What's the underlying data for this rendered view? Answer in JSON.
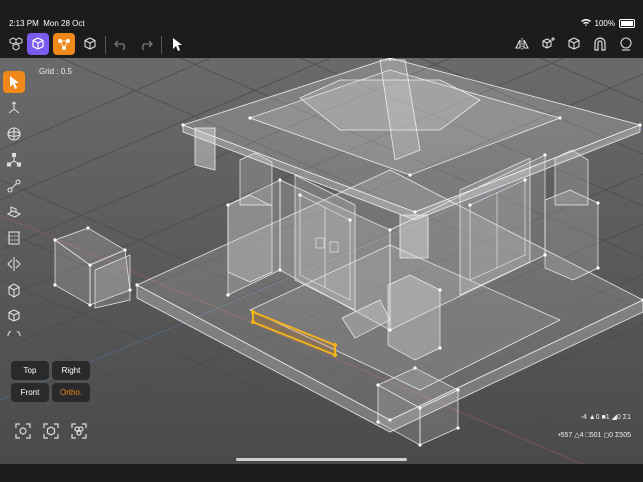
{
  "status": {
    "time": "2:13 PM",
    "date": "Mon 28 Oct",
    "battery": "100%"
  },
  "toolbar": {
    "left": [
      {
        "name": "objects-mode-button",
        "icon": "three-cubes-icon",
        "active": false
      },
      {
        "name": "object-mode-button",
        "icon": "cube-icon",
        "active": true,
        "color": "#7b5cf0"
      },
      {
        "name": "vertex-mode-button",
        "icon": "vertices-icon",
        "active": true,
        "color": "#f0891a"
      },
      {
        "name": "wireframe-button",
        "icon": "wire-cube-icon",
        "active": false
      },
      {
        "name": "undo-button",
        "icon": "undo-icon",
        "active": false
      },
      {
        "name": "redo-button",
        "icon": "redo-icon",
        "active": false
      },
      {
        "name": "select-cursor-button",
        "icon": "cursor-icon",
        "active": false
      }
    ],
    "right": [
      {
        "name": "mirror-button",
        "icon": "mirror-icon"
      },
      {
        "name": "add-primitive-button",
        "icon": "cube-plus-icon"
      },
      {
        "name": "view-cube-button",
        "icon": "cube-icon"
      },
      {
        "name": "magnet-snap-button",
        "icon": "magnet-icon"
      },
      {
        "name": "settings-button",
        "icon": "settings-icon"
      }
    ]
  },
  "viewport": {
    "grid_label": "Grid : 0.5"
  },
  "left_tools": [
    {
      "name": "select-tool",
      "icon": "cursor-icon",
      "active": true
    },
    {
      "name": "move-tool",
      "icon": "move-axes-icon",
      "active": false
    },
    {
      "name": "rotate-tool",
      "icon": "rotate-sphere-icon",
      "active": false
    },
    {
      "name": "scale-tool",
      "icon": "scale-axes-icon",
      "active": false
    },
    {
      "name": "edge-tool",
      "icon": "edge-icon",
      "active": false
    },
    {
      "name": "extrude-tool",
      "icon": "extrude-icon",
      "active": false
    },
    {
      "name": "loop-cut-tool",
      "icon": "loop-cut-icon",
      "active": false
    },
    {
      "name": "mirror-tool",
      "icon": "mirror-tool-icon",
      "active": false
    },
    {
      "name": "bevel-tool",
      "icon": "bevel-icon",
      "active": false
    },
    {
      "name": "cube-tool",
      "icon": "cube-icon",
      "active": false
    },
    {
      "name": "more-tool",
      "icon": "more-icon",
      "active": false
    }
  ],
  "view_buttons": {
    "top": "Top",
    "right": "Right",
    "front": "Front",
    "ortho": "Ortho."
  },
  "focus_buttons": [
    "focus-selection-icon",
    "focus-object-icon",
    "focus-all-icon"
  ],
  "stats": {
    "line1": "-4 ▲0 ■1 ◢0 Σ1",
    "line2": "•557 △4 □501 ◻0 Σ505"
  },
  "colors": {
    "accent": "#f0891a",
    "purple": "#7b5cf0",
    "bar": "#1c1c1e",
    "viewport": "#5a5a5a"
  }
}
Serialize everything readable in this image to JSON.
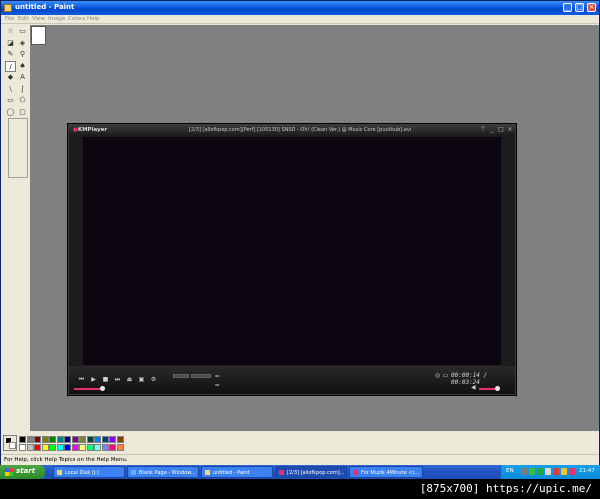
{
  "paint": {
    "title": "untitled - Paint",
    "window_buttons": [
      "_",
      "□",
      "×"
    ],
    "menu": [
      "File",
      "Edit",
      "View",
      "Image",
      "Colors",
      "Help"
    ],
    "tools": [
      {
        "name": "free-select-icon",
        "glyph": "☆"
      },
      {
        "name": "select-icon",
        "glyph": "▭"
      },
      {
        "name": "eraser-icon",
        "glyph": "◪"
      },
      {
        "name": "fill-icon",
        "glyph": "◈"
      },
      {
        "name": "pick-color-icon",
        "glyph": "✎"
      },
      {
        "name": "magnifier-icon",
        "glyph": "⚲"
      },
      {
        "name": "pencil-icon",
        "glyph": "/"
      },
      {
        "name": "brush-icon",
        "glyph": "♠"
      },
      {
        "name": "airbrush-icon",
        "glyph": "◆"
      },
      {
        "name": "text-icon",
        "glyph": "A"
      },
      {
        "name": "line-icon",
        "glyph": "\\"
      },
      {
        "name": "curve-icon",
        "glyph": "∫"
      },
      {
        "name": "rectangle-icon",
        "glyph": "▭"
      },
      {
        "name": "polygon-icon",
        "glyph": "⬠"
      },
      {
        "name": "ellipse-icon",
        "glyph": "◯"
      },
      {
        "name": "rounded-rect-icon",
        "glyph": "▢"
      }
    ],
    "palette_colors": [
      "#000000",
      "#808080",
      "#800000",
      "#808000",
      "#008000",
      "#008080",
      "#000080",
      "#800080",
      "#808040",
      "#004040",
      "#0080ff",
      "#004080",
      "#8000ff",
      "#804000",
      "#ffffff",
      "#c0c0c0",
      "#ff0000",
      "#ffff00",
      "#00ff00",
      "#00ffff",
      "#0000ff",
      "#ff00ff",
      "#ffff80",
      "#00ff80",
      "#80ffff",
      "#8080ff",
      "#ff0080",
      "#ff8040"
    ],
    "status": "For Help, click Help Topics on the Help Menu."
  },
  "kmplayer": {
    "logo": "KMPlayer",
    "title": "[2/3] [allofkpop.com][Perf] [100130] SNSD - Oh! (Clean Ver.) @ Music Core [puckkub].avi",
    "time": "00:00:14 / 00:03:24",
    "accent": "#e8306c"
  },
  "taskbar": {
    "start_label": "start",
    "tasks": [
      {
        "label": "Local Disk (J:)"
      },
      {
        "label": "Blank Page - Window..."
      },
      {
        "label": "untitled - Paint"
      },
      {
        "label": "[2/3] [allofkpop.com]..."
      },
      {
        "label": "For Muzik 4Minute <)..."
      }
    ],
    "lang": "EN",
    "clock": "21:47"
  },
  "watermark": "[875x700] https://upic.me/"
}
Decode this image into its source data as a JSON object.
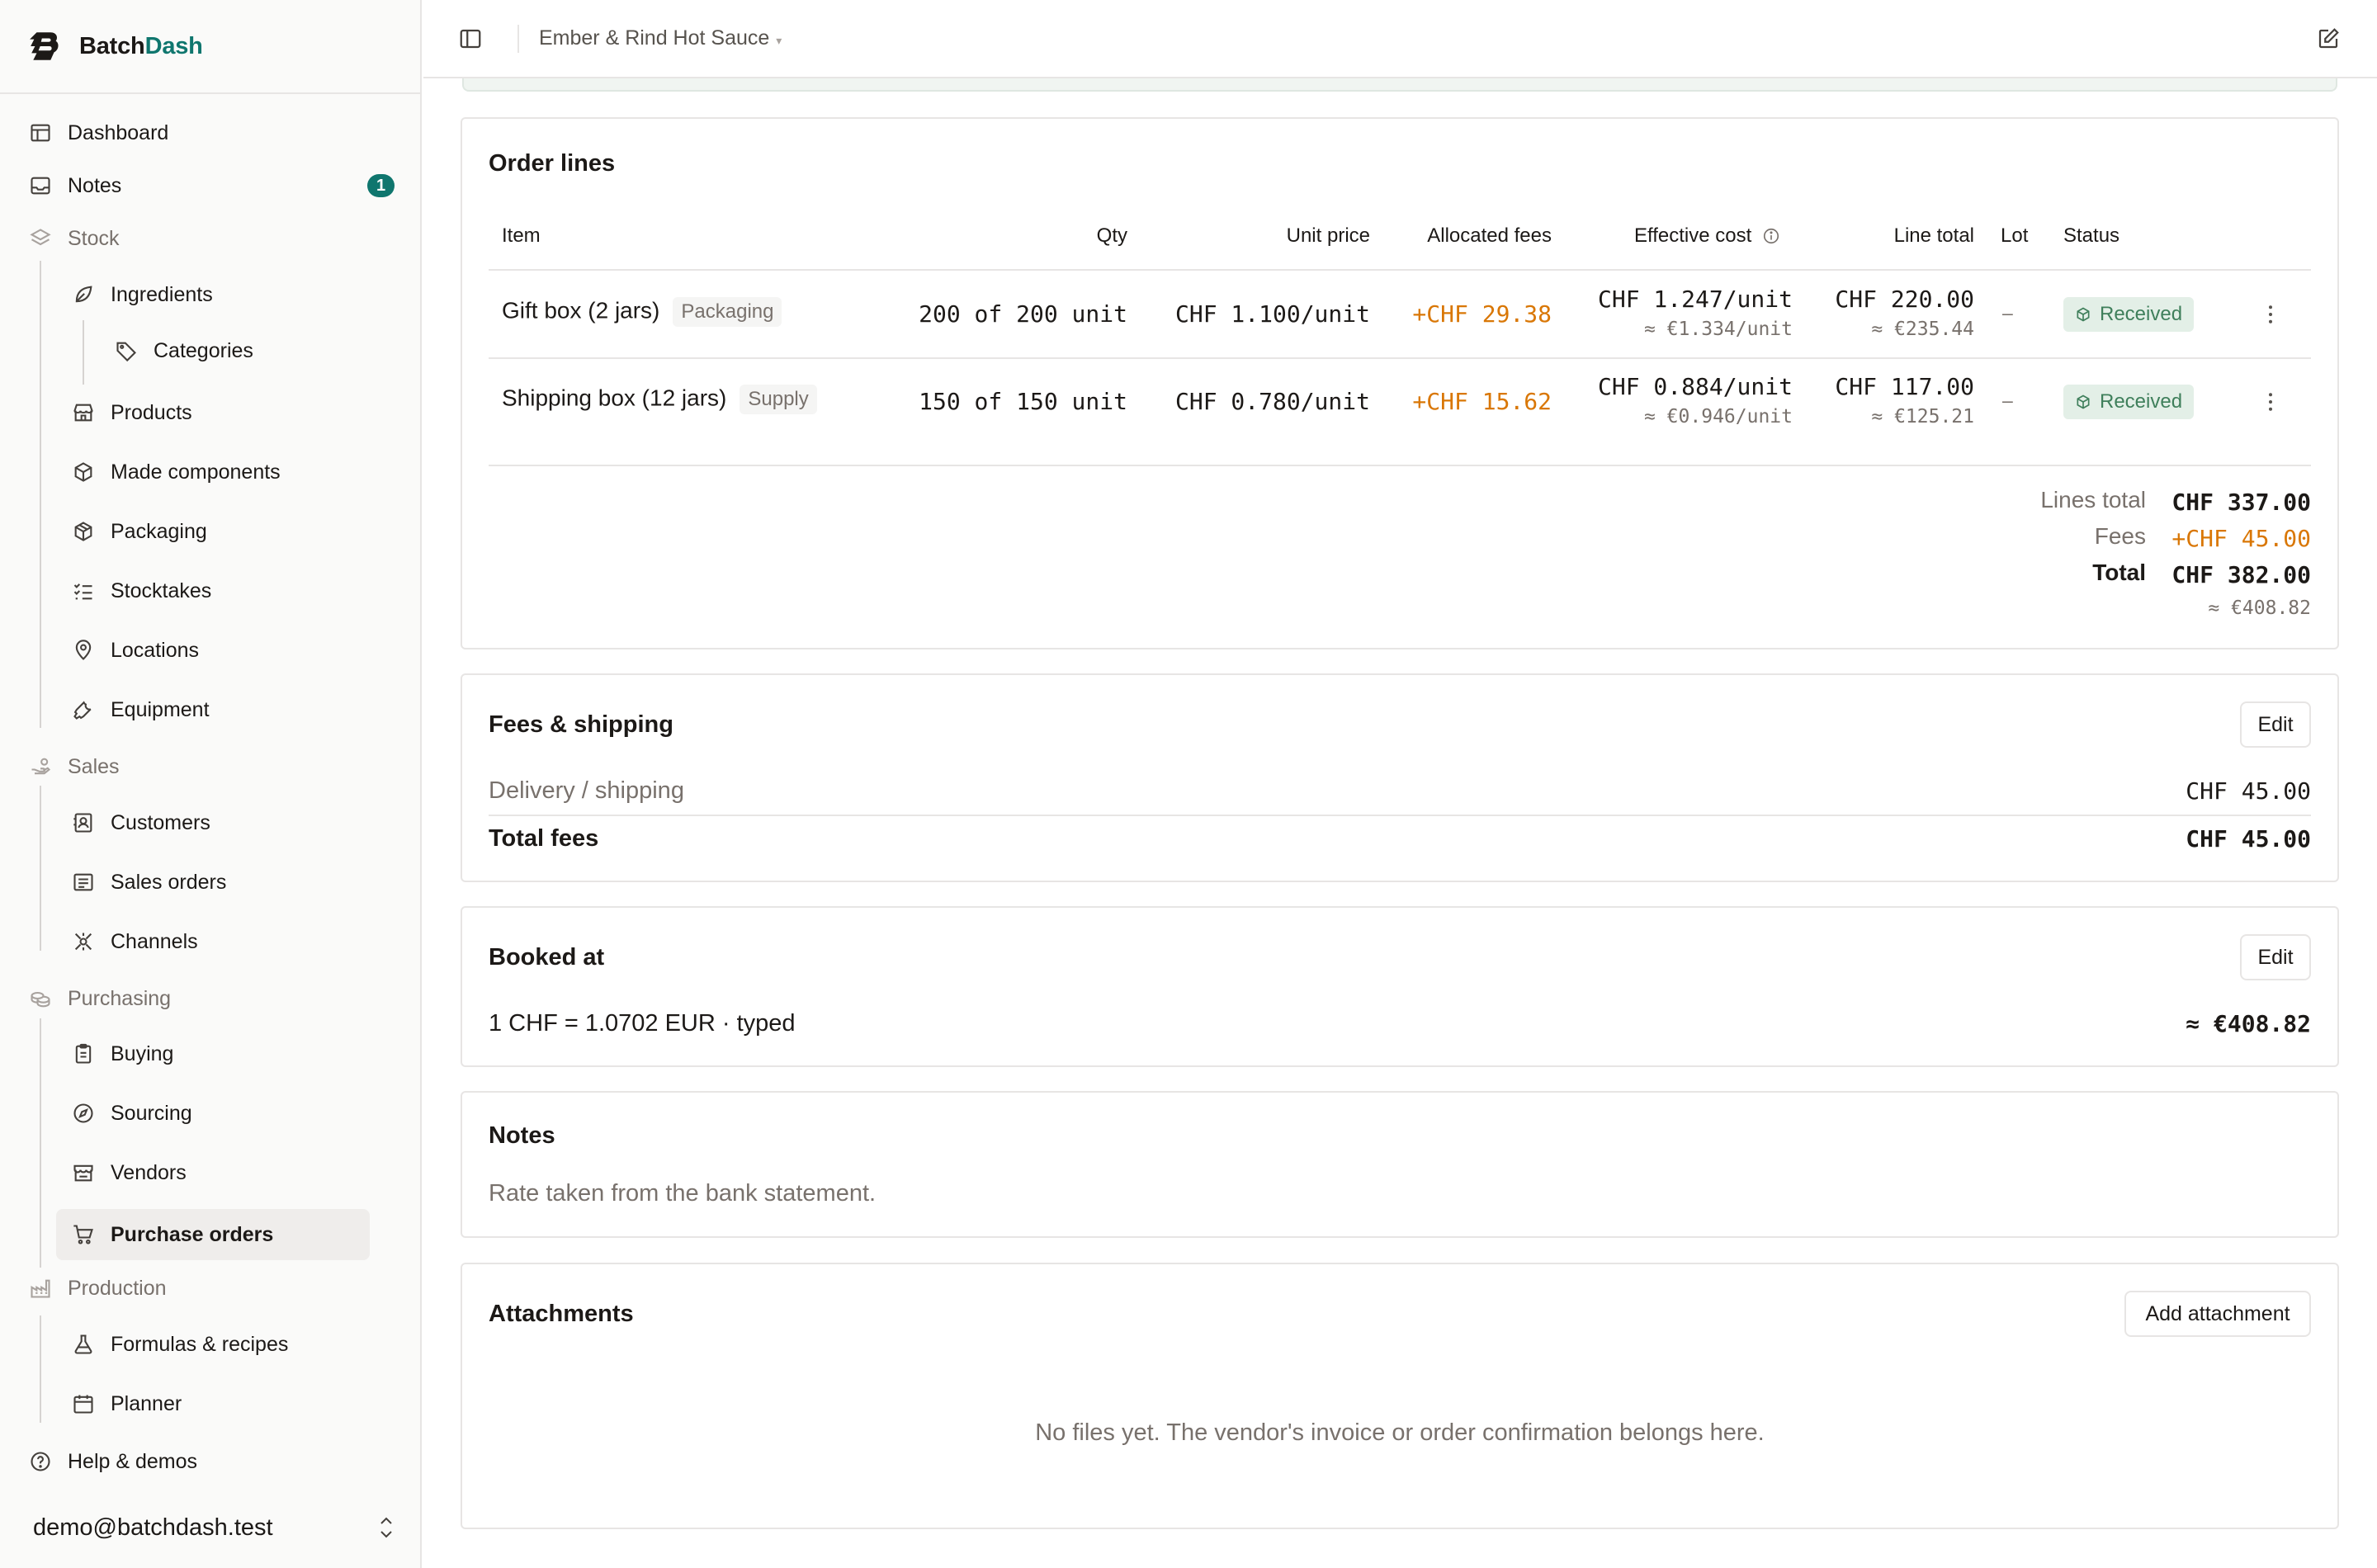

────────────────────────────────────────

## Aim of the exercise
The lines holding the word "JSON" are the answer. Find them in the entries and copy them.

## Answer below
What's the underlying data for this rendered view? Answer in JSON.
Serialize everything readable in this image to JSON.
Decode this image into its source data as a JSON object.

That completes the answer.